*** Provided data Section Begins ***

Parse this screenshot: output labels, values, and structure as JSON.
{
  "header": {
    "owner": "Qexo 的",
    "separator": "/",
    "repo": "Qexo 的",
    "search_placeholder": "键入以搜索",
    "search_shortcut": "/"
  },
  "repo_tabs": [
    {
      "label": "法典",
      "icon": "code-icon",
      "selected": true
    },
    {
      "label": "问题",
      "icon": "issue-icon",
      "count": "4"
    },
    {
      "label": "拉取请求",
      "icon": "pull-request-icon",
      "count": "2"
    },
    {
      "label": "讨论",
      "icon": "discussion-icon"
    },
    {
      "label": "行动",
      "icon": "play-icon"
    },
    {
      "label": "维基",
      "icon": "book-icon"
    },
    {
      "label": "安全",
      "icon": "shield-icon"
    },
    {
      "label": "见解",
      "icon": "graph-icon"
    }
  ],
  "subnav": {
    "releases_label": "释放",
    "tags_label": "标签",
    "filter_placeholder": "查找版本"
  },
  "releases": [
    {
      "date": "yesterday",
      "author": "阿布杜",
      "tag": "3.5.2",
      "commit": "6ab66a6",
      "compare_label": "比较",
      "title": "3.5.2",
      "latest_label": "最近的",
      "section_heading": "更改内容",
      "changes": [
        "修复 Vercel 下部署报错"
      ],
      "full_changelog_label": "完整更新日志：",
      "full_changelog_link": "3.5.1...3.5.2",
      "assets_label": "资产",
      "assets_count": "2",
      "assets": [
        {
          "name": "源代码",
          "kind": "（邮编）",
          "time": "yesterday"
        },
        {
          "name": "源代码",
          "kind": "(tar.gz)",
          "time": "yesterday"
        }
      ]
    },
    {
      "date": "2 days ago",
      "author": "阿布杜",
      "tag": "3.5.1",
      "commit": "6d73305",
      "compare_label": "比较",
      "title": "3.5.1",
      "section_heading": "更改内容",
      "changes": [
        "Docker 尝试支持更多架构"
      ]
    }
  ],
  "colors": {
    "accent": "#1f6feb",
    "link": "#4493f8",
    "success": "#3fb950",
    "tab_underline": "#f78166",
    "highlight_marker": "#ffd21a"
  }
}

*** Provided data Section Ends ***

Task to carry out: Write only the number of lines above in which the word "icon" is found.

Output of the exercise: 8